Following the London bombings, Britain's Muslim minority has found itself subject to a mood of growing suspicion and mistrust. It seems it makes little difference whether they have contact to radical Islamists or not.
British Muslims are seen as guilty by association in the culture of fear
Many British citizens would no doubt feel easier if those responsible for the attacks had sneaked their way through airport controls at Heathrow as they arrived in Britain from abroad. But they have to live with the shocking news: The alleged terrorists were British citizens, members of Britain's Muslim minority.
This fact will open the way for speculation and suspicion of all kinds. But one question will remain at the forefront: Are the Muslims in Britain a "fifth column"?
That question and the fateful consequences which may well be drawn from it will not be restricted to Britain. France has its large North African Muslim community, Germany has its Turks and even in smaller countries the situation is not very different.
Right now, in the Netherlands, a young man of Moroccan origin, but with Dutch citizenship, is on trial for the murder of the film-maker Theo van Gogh. And in Munich a Kurd is being tried for recruiting volunteers for the Islamist terror organization Ansar al Islam.
Perpertrators bring all Muslims under suspicion
Such cases arouse concern, but they should not be seen as typical and they should not define the picture which we have of the Muslim minority in our countries. Just as the London bombers were prepared to kill Muslims together with their other victims, it is also clear that terrorists and those who are prepared to use violence make up a minute proportion of Muslims, and that they do not care if they cause all Muslims to come under suspicion.
Indeed, this could well be one of their aims. In the confused thinking of these people there is only one way of categorizing the world: "us here" and "them there." And such people find it all too easy to blame "them there" -- the non-Muslim majority -- for every slight discrimination they suffer in daily life, and to interpret such discrimination as the ideological or religious oppression of Islam by "Christian western civilization." And when this feeling is linked up with international crises and conflicts from Palestine to Afghanistan, from Baghdad to Srebrenica, an explosive mixture results.
Europeans guilty of mistakes
This may be an explanation, but it is not a justification. The London killers are criminals, as were the Madrid killers or the murderer of Theo van Gogh. But Europeans -- Germans among them -- should not fall back on a hysterical reaction to an assumed threat from "Islam." They should rather exercise a little introspection and ask themselves where they might have made mistakes.
And mistakes have been made, not just through lax controls at the borders, but also though inconsiderate treatment of the increasingly large, but originally neglected Muslim minorities in our countries.
One such mistake has been the lack of consideration which has been given to the issue of how important religion and religious tradition are for Muslims. It was always much easier to say, "Let them integrate if they want to live here." And that meant that religious practice was forced into back rooms, where dubious Koran schools provided a dangerous religious education.

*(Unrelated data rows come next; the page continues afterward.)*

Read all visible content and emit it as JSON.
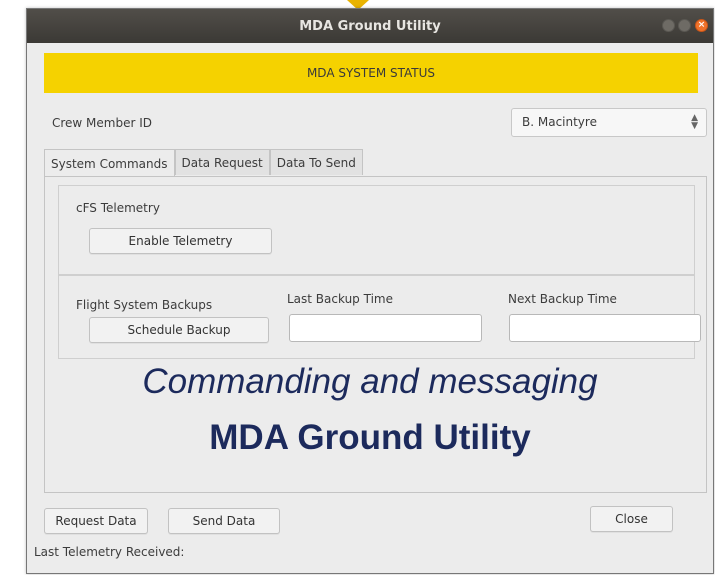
{
  "window": {
    "title": "MDA Ground Utility",
    "close_glyph": "×"
  },
  "status": {
    "text": "MDA SYSTEM STATUS",
    "color": "#f5d200"
  },
  "crew": {
    "label": "Crew Member ID",
    "selected": "B. Macintyre"
  },
  "tabs": [
    {
      "label": "System Commands",
      "active": true
    },
    {
      "label": "Data Request",
      "active": false
    },
    {
      "label": "Data To Send",
      "active": false
    }
  ],
  "telemetry": {
    "heading": "cFS Telemetry",
    "enable_button": "Enable Telemetry"
  },
  "backups": {
    "heading": "Flight System Backups",
    "schedule_button": "Schedule Backup",
    "last_label": "Last Backup Time",
    "last_value": "",
    "next_label": "Next Backup Time",
    "next_value": ""
  },
  "overlay": {
    "line1": "Commanding and messaging",
    "line2": "MDA Ground Utility"
  },
  "footer": {
    "request_button": "Request Data",
    "send_button": "Send Data",
    "close_button": "Close",
    "last_telemetry_label": "Last Telemetry Received:"
  }
}
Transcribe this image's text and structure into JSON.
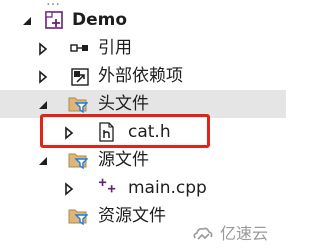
{
  "tree": {
    "partial_top": "…",
    "project": {
      "label": "Demo",
      "icon": "project-icon"
    },
    "items": [
      {
        "label": "引用",
        "icon": "references-icon",
        "expanded": false
      },
      {
        "label": "外部依赖项",
        "icon": "external-deps-icon",
        "expanded": false
      },
      {
        "label": "头文件",
        "icon": "filter-folder-icon",
        "expanded": true,
        "selected": true
      },
      {
        "label": "cat.h",
        "icon": "header-file-icon",
        "expanded": false
      },
      {
        "label": "源文件",
        "icon": "filter-folder-icon",
        "expanded": true
      },
      {
        "label": "main.cpp",
        "icon": "cpp-file-icon",
        "expanded": false
      },
      {
        "label": "资源文件",
        "icon": "filter-folder-icon"
      }
    ]
  },
  "colors": {
    "selected_row": "#e5e5e5",
    "highlight_border": "#e2231a",
    "folder_yellow": "#dcb67a",
    "filter_blue": "#1e7bd8",
    "project_purple": "#68217a"
  },
  "watermark": {
    "text": "亿速云",
    "icon": "yisu-cloud-logo"
  }
}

Cultural failures lead to underground instruction
The alleged murderer of Theo van Gogh is the product of such a school. Elsewhere in Europe, similar radicals could currently be undergoing a similar education and training, with religious indoctrination and social isolation and discrimination possibly leading them to terrorism.
It will never be possible to prevent such radicalization completely, but the risk can be reduced if every minority, including Muslims, has the feeling that it "belongs." That helps the minority, but it also helps society as a whole.